Saw the new Michael Moore documentary this afternoon. Capitalism: A Love Story. Love him or hate him, Moore is America’s most successful documentary filmmaker and the de-facto leader of the populist left. His filmmaking becomes more sophisticated with each outing, and this is arguably the best thing he’s ever done. For all it’s poetic licence, Sicko served as the definitive attack on private health insurance in the U.S. Now he takes on the whole shooting match with Capitalism: A Love Story. It’s the most sophisticated film of his career. Sure, it’s propaganda, but his own voice is less strident, and more wistful than ever. And despite the title, this is no ideological rant. While tiptoeing around the “socialist” bogeyman, he wages a thoroughly convincing polemic that pits capitalism against democracy. He dramatizes the atrocities of the financial collapse, the bailout and the epidemic of home foreclosures to drive home his point. It’s amazing what an agit-prop filmmaker can do with some serious resources. Moore digs up extraordinary revelations about “dead peasant” insurance taken out by major corporations that hope to profit from the early deaths of their employees—without their knowledge. It’s a scandal that deserves its own documentary. As usual, this film contains a lot of what the media likes to call “sob stories.” But Moore doesn’t patronize his subjects the way he used to. And for once he keeps his own rage (which can get ugly) under wraps. His signature guerrilla stunts are funny, effective and restrained. Taking dead aim at his main target, he exposes the obscene romance between Washington and and Wall Street with a fine balance of rapier wit and measured pathos. His most inspired touch: to finesse his argument by drafting F.D.R. onto his side. And here’s the thing: in the debate over Moore’s politics, his artistry as a filmmaker often gets overlooked. With Capitalism: A Love Story, it soars to new heights. His excavation and montage of archival gems is brilliant, as is his use of music and narration to underscore comic and tragic ironies. Moore is a consummate showman. Capitalism: A Love Story is a strange kind of romantic comedy. And perhaps the ultimate pathos that emerges at the end is his own isolation as the sad clown of anti-capitalism—a lonely voice with a powerful megaphone who’s still waiting for a movement to catch up to him.

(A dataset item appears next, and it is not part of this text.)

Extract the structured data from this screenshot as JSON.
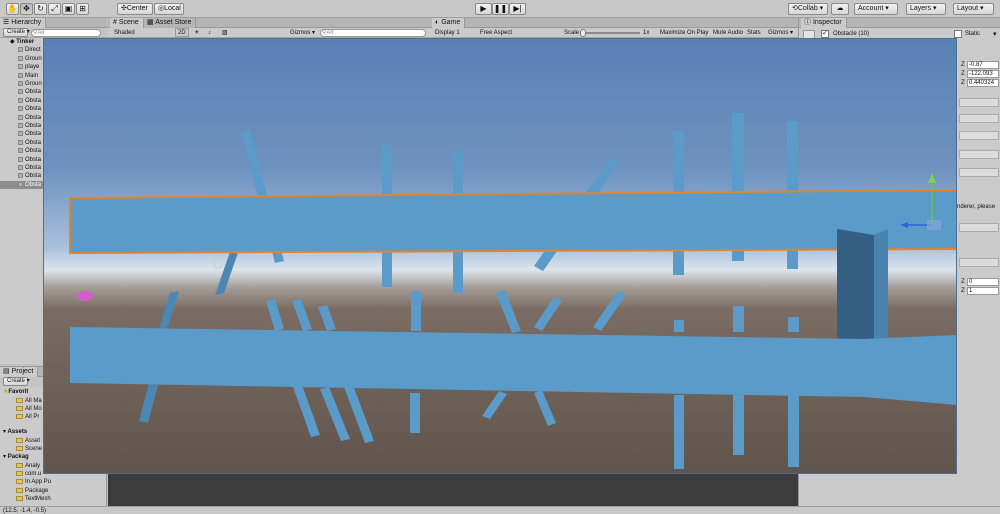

For my ever-expanding list of TIFF favorites, go to: Best of the Fest